Lager is good for you because it can boost your gut microbiome, study claims
Drinking lager is GOOD for your gut health, studies claim — but researchers say you should only drink one a day and keep it non-alcoholic
- Researchers have found that drinking a beer a day can boost good bacteria in your gut
- Portuguese scientists found that non-alcoholic lagers had the same effect
- A greater diversity of bacteria in the gut is thought to reduce the risk of cardiovascular disease
Drinking a beer with dinner is really good for you – but make sure you stick to it.
Researchers found that men who drank a lager every night had healthier guts.
It could theoretically reduce the risk of developing diseases such as type 2 diabetes and heart disease.
But the Portuguese study won’t rekindle the endless fight over alcohol’s health benefits.
That’s because alcohol-free lagers seemingly had the same effect.
Experts from NOVA University Lisbon advised 0 percent supply because ‘the safest level of alcohol consumption is none’.
Portuguese researchers have found that drinking one brew a day can reduce your risk of heart disease and diabetes by boosting good bacteria in your gut
Nineteen healthy men, ages 23 to 58, were asked to drink 330ml bottles of Super Bock lager with their dinner every night for a month.
About half of the beers contained 5.2 percent alcohol, the rest were non-alcoholic.
However, there was no control group.
Volunteers were told not to change what they normally ate or drank during the study or the way they exercised.

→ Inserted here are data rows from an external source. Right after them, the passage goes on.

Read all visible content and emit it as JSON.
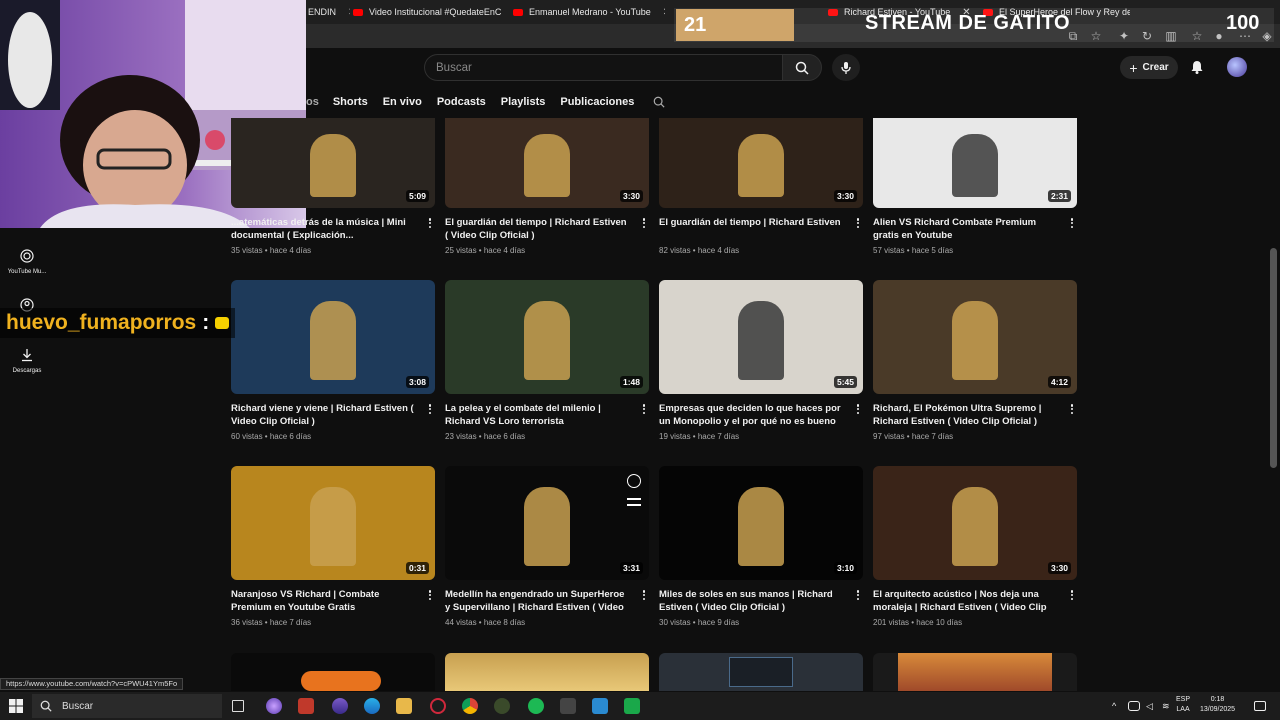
{
  "browser": {
    "tabs": [
      {
        "label": "ENDIN",
        "has_youtube_icon": false
      },
      {
        "label": "Video Institucional #QuedateEnC",
        "has_youtube_icon": true
      },
      {
        "label": "Enmanuel Medrano - YouTube",
        "has_youtube_icon": true
      },
      {
        "label": "Richard Estiven - YouTube",
        "has_youtube_icon": true
      },
      {
        "label": "El SuperHeroe del Flow y Rey de",
        "has_youtube_icon": true
      }
    ]
  },
  "overlay": {
    "count": "21",
    "title": "STREAM DE GATITO",
    "goal": "100"
  },
  "youtube": {
    "search": {
      "placeholder": "Buscar"
    },
    "create_label": "Crear",
    "channel_tabs": [
      "os",
      "Shorts",
      "En vivo",
      "Podcasts",
      "Playlists",
      "Publicaciones"
    ],
    "sidebar": [
      {
        "label": "YouTube Mu...",
        "icon": "youtube-music-icon"
      },
      {
        "label": "",
        "icon": "account-icon"
      },
      {
        "label": "Descargas",
        "icon": "download-icon"
      }
    ]
  },
  "chat": {
    "user": "huevo_fumaporros",
    "separator": ":"
  },
  "videos": [
    {
      "title": "...atemáticas detrás de la música | Mini documental ( Explicación...",
      "meta": "35 vistas • hace 4 días",
      "duration": "5:09",
      "bg": "#2a2520"
    },
    {
      "title": "El guardián del tiempo | Richard Estiven ( Video Clip Oficial )",
      "meta": "25 vistas • hace 4 días",
      "duration": "3:30",
      "bg": "#3a2a20"
    },
    {
      "title": "El guardián del tiempo | Richard Estiven",
      "meta": "82 vistas • hace 4 días",
      "duration": "3:30",
      "bg": "#2e2219"
    },
    {
      "title": "Alien VS Richard Combate Premium gratis en Youtube",
      "meta": "57 vistas • hace 5 días",
      "duration": "2:31",
      "bg": "#e8e8e8"
    },
    {
      "title": "Richard viene y viene | Richard Estiven ( Video Clip Oficial )",
      "meta": "60 vistas • hace 6 días",
      "duration": "3:08",
      "bg": "#1e3a5a"
    },
    {
      "title": "La pelea y el combate del milenio | Richard VS Loro terrorista",
      "meta": "23 vistas • hace 6 días",
      "duration": "1:48",
      "bg": "#2a3a28"
    },
    {
      "title": "Empresas que deciden lo que haces por un Monopolio y el por qué no es bueno en un...",
      "meta": "19 vistas • hace 7 días",
      "duration": "5:45",
      "bg": "#d8d4cc"
    },
    {
      "title": "Richard, El Pokémon Ultra Supremo | Richard Estiven ( Video Clip Oficial )",
      "meta": "97 vistas • hace 7 días",
      "duration": "4:12",
      "bg": "#4a3a28"
    },
    {
      "title": "Naranjoso VS Richard | Combate Premium en Youtube Gratis",
      "meta": "36 vistas • hace 7 días",
      "duration": "0:31",
      "bg": "#b8861e"
    },
    {
      "title": "Medellín ha engendrado un SuperHeroe y Supervillano | Richard Estiven ( Video Clip...",
      "meta": "44 vistas • hace 8 días",
      "duration": "3:31",
      "bg": "#0a0a0a"
    },
    {
      "title": "Miles de soles en sus manos | Richard Estiven ( Video Clip Oficial )",
      "meta": "30 vistas • hace 9 días",
      "duration": "3:10",
      "bg": "#050505"
    },
    {
      "title": "El arquitecto acústico | Nos deja una moraleja | Richard Estiven ( Video Clip Ofici...",
      "meta": "201 vistas • hace 10 días",
      "duration": "3:30",
      "bg": "#3a2418"
    }
  ],
  "status_url": "https://www.youtube.com/watch?v=cPWU41Ym5Fo",
  "taskbar": {
    "search_label": "Buscar",
    "lang_line1": "ESP",
    "lang_line2": "LAA",
    "time": "0:18",
    "date": "13/09/2025"
  },
  "colors": {
    "background": "#0f0f0f",
    "accent_youtube": "#ff0000",
    "chat_user": "#f0b21f",
    "overlay_count_bg": "#cfa56a"
  }
}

At the end of the experiment, there was no visible difference in the weight, fat mass or cholesterol levels of the men.
Analysis of fecal samples – taken before and after the study – showed that they had a higher number of bacteria in their gut.
Both groups had a similar increase, close to 7 percent.

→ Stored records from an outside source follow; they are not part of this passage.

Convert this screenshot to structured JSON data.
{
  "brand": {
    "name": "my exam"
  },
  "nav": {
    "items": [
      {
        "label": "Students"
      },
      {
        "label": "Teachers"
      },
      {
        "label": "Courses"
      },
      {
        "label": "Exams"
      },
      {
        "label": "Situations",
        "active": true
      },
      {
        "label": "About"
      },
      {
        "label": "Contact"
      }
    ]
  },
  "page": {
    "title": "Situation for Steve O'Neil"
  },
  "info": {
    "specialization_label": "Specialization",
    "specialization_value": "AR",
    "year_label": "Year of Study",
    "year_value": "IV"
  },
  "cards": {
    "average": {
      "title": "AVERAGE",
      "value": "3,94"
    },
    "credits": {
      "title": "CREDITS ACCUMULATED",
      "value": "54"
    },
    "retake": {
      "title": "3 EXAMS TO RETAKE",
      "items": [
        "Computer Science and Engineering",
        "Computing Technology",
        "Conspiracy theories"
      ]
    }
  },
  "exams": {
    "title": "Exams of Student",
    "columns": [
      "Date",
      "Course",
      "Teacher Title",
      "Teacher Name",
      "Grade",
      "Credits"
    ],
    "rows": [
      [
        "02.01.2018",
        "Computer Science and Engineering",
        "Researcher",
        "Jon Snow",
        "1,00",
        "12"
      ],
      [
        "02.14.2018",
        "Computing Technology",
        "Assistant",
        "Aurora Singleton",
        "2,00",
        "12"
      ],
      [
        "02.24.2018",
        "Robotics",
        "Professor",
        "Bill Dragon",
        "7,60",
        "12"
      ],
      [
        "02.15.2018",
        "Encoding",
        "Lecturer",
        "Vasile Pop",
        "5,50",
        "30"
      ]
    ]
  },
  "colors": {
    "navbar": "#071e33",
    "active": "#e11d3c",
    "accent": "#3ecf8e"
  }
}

Researchers said the study showed that consuming one bottle of beer, regardless of alcohol content, can be beneficial for men’s gut health.

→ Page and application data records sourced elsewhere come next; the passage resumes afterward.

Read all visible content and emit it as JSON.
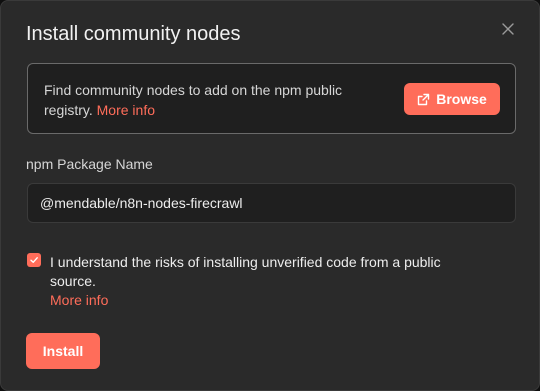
{
  "dialog": {
    "title": "Install community nodes",
    "close_icon": "close-icon"
  },
  "info": {
    "text": "Find community nodes to add on the npm public registry.",
    "link": "More info",
    "browse_label": "Browse",
    "browse_icon": "external-link-icon"
  },
  "package": {
    "label": "npm Package Name",
    "value": "@mendable/n8n-nodes-firecrawl"
  },
  "consent": {
    "checked": true,
    "text": "I understand the risks of installing unverified code from a public source.",
    "link": "More info"
  },
  "actions": {
    "install_label": "Install"
  },
  "colors": {
    "accent": "#ff6d5a",
    "background": "#2a2a2a"
  }
}
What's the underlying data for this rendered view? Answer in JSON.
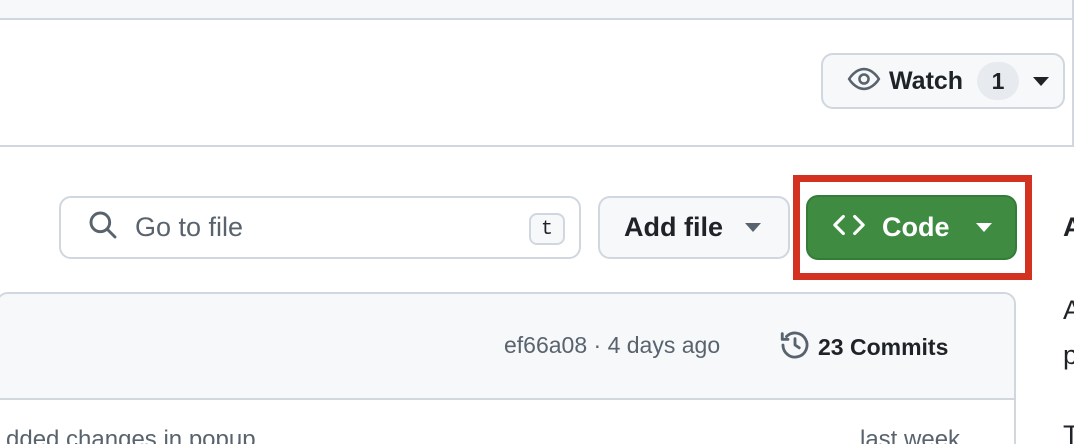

Although the study only looked at lager, all types of beer are expected to have the same effect on the microbiome.
The authors said that beers with higher amounts of yeast, such as unfiltered beers, may have an even greater effect.
Beer is thought to improve the microbiome — the collection of bacteria and fungi that live in us — because it contains polyphenols.
The NHS recommends adults drink no more than 14 units a week – that’s 14 single shots of spirits or six pints of beer or a bottle and a half of wine
These are micronutrients that occur naturally in plants and beer is the only source of hop polyphenols in the human diet.
Hops are used almost exclusively by the beer production industry to give beers their distinctive aromas and bitterness, especially in Indian pale ales.
The polyphenols are thought to be able to reach the stomach, where they can help determine which bacteria thrive.
The researchers said, “Reduced bacterial diversity has been linked to diabetes and cardiovascular disease.”
But heavy drinking is incredibly dangerous, with studies suggesting that just a glass of wine or a pint of beer every night in middle age can age your brain by two years.
Alcohol abuse is associated with various cancers, liver disease, pancreatitis, heart failure and brain damage.
The NHS recommends that adults drink no more than 14 units a week – six pints of beer or one and a half bottles of wine.
The research is published in the Journal of Agricultural and Food Chemistry†
DO YOU DRINK TOO MUCH ALCOHOL? THE 10 QUESTIONS THAT REVEAL YOUR RISK
A screening tool commonly used by medical professionals is the AUDIT (Alcohol Use Disorders Identification Tests). The 10-question test was developed in collaboration with the World Health Organization and is considered the gold standard for determining whether someone has problems with alcohol abuse.
The test is reproduced here with permission from the WHO.
To complete it, answer each question and write down the corresponding score.
0-7: You are within the responsible drinking range and have a low risk of alcohol-related problems.
More than 8: Mention harmful or dangerous drinking.
8-15: Average risk level. If you drink at your current level, you risk developing problems with your health and your life in general, such as work and relationships. Consider decreasing (see below for tips).
16-19: Higher risk of complications from alcohol. Cutting back on your own can be difficult at this level, as you may be dependent, so you may need professional help from your GP and/or a counselor.
20 years and older: Possible dependence. Your alcohol use is already causing problems and you could very well be dependent. You should definitely consider stopping gradually or at least reducing your drinking. You should seek professional help to determine the extent of your dependence and the safest way to quit alcohol.
Severe dependence may require medically assisted withdrawal or detox in a hospital or specialist clinic. This is due to the likelihood of severe alcohol withdrawal symptoms in the first 48 hours requiring specialist treatment.